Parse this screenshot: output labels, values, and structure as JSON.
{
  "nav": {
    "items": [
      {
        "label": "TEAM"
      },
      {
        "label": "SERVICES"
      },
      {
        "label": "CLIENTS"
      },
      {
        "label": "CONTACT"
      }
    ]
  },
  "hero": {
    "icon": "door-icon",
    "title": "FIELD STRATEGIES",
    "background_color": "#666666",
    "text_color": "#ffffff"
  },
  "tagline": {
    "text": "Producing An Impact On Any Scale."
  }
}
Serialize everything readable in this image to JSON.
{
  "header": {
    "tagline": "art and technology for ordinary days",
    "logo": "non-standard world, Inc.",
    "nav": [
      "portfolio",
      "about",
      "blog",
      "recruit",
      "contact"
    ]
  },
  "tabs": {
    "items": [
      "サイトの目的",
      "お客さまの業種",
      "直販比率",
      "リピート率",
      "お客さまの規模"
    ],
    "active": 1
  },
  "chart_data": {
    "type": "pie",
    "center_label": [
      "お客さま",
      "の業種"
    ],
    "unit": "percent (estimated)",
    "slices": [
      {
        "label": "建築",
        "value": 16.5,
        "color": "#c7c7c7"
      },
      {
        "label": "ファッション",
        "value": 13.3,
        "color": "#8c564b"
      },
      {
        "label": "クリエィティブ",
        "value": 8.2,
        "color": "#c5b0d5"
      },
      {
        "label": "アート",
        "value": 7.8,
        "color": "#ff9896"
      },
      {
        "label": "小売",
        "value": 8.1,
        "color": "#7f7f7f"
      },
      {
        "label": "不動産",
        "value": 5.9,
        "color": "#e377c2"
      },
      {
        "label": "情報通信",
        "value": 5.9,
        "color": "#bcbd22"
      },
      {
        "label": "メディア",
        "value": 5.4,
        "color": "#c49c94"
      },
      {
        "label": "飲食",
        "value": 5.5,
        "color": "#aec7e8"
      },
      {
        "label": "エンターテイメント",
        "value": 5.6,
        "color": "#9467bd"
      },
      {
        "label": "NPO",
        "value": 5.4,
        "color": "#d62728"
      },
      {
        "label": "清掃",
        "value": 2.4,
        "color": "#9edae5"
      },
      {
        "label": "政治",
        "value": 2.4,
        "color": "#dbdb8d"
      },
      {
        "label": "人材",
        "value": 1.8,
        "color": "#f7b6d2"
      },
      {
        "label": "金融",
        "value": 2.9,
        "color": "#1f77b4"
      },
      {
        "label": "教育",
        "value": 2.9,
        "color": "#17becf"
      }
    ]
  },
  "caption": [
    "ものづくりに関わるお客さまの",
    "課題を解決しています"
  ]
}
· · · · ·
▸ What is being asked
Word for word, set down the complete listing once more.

▸ Answer box
Parse this screenshot: output labels, values, and structure as JSON.
{
  "nav": {
    "items": [
      {
        "label": "TEAM"
      },
      {
        "label": "SERVICES"
      },
      {
        "label": "CLIENTS"
      },
      {
        "label": "CONTACT"
      }
    ]
  },
  "hero": {
    "icon": "door-icon",
    "title": "FIELD STRATEGIES",
    "background_color": "#666666",
    "text_color": "#ffffff"
  },
  "tagline": {
    "text": "Producing An Impact On Any Scale."
  }
}
Serialize everything readable in this image to JSON.
{
  "header": {
    "tagline": "art and technology for ordinary days",
    "logo": "non-standard world, Inc.",
    "nav": [
      "portfolio",
      "about",
      "blog",
      "recruit",
      "contact"
    ]
  },
  "tabs": {
    "items": [
      "サイトの目的",
      "お客さまの業種",
      "直販比率",
      "リピート率",
      "お客さまの規模"
    ],
    "active": 1
  },
  "chart_data": {
    "type": "pie",
    "center_label": [
      "お客さま",
      "の業種"
    ],
    "unit": "percent (estimated)",
    "slices": [
      {
        "label": "建築",
        "value": 16.5,
        "color": "#c7c7c7"
      },
      {
        "label": "ファッション",
        "value": 13.3,
        "color": "#8c564b"
      },
      {
        "label": "クリエィティブ",
        "value": 8.2,
        "color": "#c5b0d5"
      },
      {
        "label": "アート",
        "value": 7.8,
        "color": "#ff9896"
      },
      {
        "label": "小売",
        "value": 8.1,
        "color": "#7f7f7f"
      },
      {
        "label": "不動産",
        "value": 5.9,
        "color": "#e377c2"
      },
      {
        "label": "情報通信",
        "value": 5.9,
        "color": "#bcbd22"
      },
      {
        "label": "メディア",
        "value": 5.4,
        "color": "#c49c94"
      },
      {
        "label": "飲食",
        "value": 5.5,
        "color": "#aec7e8"
      },
      {
        "label": "エンターテイメント",
        "value": 5.6,
        "color": "#9467bd"
      },
      {
        "label": "NPO",
        "value": 5.4,
        "color": "#d62728"
      },
      {
        "label": "清掃",
        "value": 2.4,
        "color": "#9edae5"
      },
      {
        "label": "政治",
        "value": 2.4,
        "color": "#dbdb8d"
      },
      {
        "label": "人材",
        "value": 1.8,
        "color": "#f7b6d2"
      },
      {
        "label": "金融",
        "value": 2.9,
        "color": "#1f77b4"
      },
      {
        "label": "教育",
        "value": 2.9,
        "color": "#17becf"
      }
    ]
  },
  "caption": [
    "ものづくりに関わるお客さまの",
    "課題を解決しています"
  ]
}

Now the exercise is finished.